In particular, Jisc are focusing on local area data to inform strategic planning and decision making. They say “presenting the information in a visual and interactive way helps leaders to communicate their vision and ideas to their funders, staff teams, students and the wider community.” However, they have found is that there is a wide variation in the effectiveness of the way in which colleges make use of the data available to them and a significant duplication of similar core processes across colleges.

The Analytics Lab environment provides a secure technical, legal and project management framework to enable the creation of new, experimental data dashboards. Participants use a mix of open and secure data from both new and established sources, to create visualisations and dashboards which address key business questions.

[1] https://innovationfes.jiscinvolve.org/wp/2017/04/03/college-analytics/

Data update schedule

As new data is published the LMI for All Database is regularly updated. The table below provides the schedule for updates in the next nine months.

Dataset to be updated

Description

Date of API update

O*NET Update using O*Net version 21 data relating to skills,
interests, knowledge and abilities by occupation
January 2017
Annual Survey of Hours and Earnings (ASHE) ASHE November 2016 data for pay and hours estimates May 2017

LMI for All to move to Department for Education

Since the last post on the future of LMI for All, Robert Halfon (Minster of State for Education) provided a statement to parliament on the future of UKCES.  He confirmed that LMI for All will now move to the Department for Education following the reorganisation of the Department for Business Innovation and Skills.  We expect the transfer to take place in September.

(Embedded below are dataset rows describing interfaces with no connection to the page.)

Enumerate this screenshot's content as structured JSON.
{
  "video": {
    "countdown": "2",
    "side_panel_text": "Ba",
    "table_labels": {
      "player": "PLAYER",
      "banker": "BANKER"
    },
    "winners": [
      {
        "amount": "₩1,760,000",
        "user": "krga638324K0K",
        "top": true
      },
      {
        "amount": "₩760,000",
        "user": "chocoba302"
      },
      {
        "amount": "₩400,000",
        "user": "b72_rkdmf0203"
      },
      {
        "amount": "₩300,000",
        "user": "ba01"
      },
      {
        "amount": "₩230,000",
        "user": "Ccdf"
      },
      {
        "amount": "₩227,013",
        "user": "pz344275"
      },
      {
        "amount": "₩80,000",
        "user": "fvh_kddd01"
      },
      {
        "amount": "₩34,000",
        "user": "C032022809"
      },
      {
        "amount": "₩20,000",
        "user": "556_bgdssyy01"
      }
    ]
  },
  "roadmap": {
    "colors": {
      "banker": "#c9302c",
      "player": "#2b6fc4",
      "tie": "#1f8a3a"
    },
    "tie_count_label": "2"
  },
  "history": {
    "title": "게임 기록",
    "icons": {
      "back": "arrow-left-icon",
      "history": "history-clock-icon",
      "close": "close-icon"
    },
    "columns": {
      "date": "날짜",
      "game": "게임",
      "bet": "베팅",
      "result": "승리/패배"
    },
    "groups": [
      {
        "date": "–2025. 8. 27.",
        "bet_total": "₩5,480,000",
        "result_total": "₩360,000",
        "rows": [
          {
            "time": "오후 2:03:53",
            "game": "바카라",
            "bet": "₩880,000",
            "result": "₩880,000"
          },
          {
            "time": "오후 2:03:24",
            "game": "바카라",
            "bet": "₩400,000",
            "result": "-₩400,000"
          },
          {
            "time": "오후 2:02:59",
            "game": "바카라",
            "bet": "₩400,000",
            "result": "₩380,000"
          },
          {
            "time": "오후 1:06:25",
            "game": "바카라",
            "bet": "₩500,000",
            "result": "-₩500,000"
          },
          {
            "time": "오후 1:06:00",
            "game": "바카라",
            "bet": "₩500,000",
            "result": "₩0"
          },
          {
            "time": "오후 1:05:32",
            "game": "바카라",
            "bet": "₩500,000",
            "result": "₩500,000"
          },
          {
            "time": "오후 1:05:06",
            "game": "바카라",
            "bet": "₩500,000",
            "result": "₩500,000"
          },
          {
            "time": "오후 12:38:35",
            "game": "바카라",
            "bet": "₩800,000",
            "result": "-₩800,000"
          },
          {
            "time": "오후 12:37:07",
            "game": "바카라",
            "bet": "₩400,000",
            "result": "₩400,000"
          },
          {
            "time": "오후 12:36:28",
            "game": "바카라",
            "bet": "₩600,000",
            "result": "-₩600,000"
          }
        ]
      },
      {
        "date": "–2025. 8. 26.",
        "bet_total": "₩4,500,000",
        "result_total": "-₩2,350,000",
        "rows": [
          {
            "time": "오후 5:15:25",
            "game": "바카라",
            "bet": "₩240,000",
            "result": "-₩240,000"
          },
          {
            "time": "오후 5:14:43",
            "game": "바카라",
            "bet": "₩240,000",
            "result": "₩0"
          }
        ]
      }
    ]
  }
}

To cover the period of the transfer and beyond, Warwick Institute for Employment Research (IER) and its partners have been reappointed to provide the LMI for All service.  In the year ahead, the existing service will be developed in a number of ways including, improved infrastructure and reliability, new engagement and dissemination activities, and a redeveloped ‘Careerometer’ widget.  Data in the API will continue to be refreshed when updates are available. DfE will also take stock of the project and consider its next phase of development.

Please keep an eye on the website and twitter feed for information.   In the meantime you can still contact us at LMIforAll.dfe@education.gov.uk.

UKCES’s LMI for All moves to BIS

The UK Commission for Employment and Skills’ (UKCES) LMI for All online data portal will continue to operate under the management of the Department for Business Innovation and Skills (BIS).

UKCES has announced that the running of their LMI (Labour Market Information) for All tool, which gives easy access to labour market data, will be transferred to BIS. This transfer will take place over the next year and allow LMI for All to remain after funding for UKCES is withdrawn.

Peter Glover, Project Manager for LMI for All, said:

“We intend to fulfill our existing plans around data development and refreshment as set out on the LMI for All website.  We will also endeavour to ensure that there is continuity of service throughout the transition period.”

LMI for All is a tool which brings together existing sources of high quality, reliable labour market information. It is used by employers, career service providers and individuals to access data which forms the basis of careers advice and business decisions.

It was announced funding would be withdraw from UKCES in the Autumn Statement last year. This means any continuing UKCES products or services will have to be transferred elsewhere.

Until further notice the project will be contactable via LMIforAll.dfe@education.gov.uk.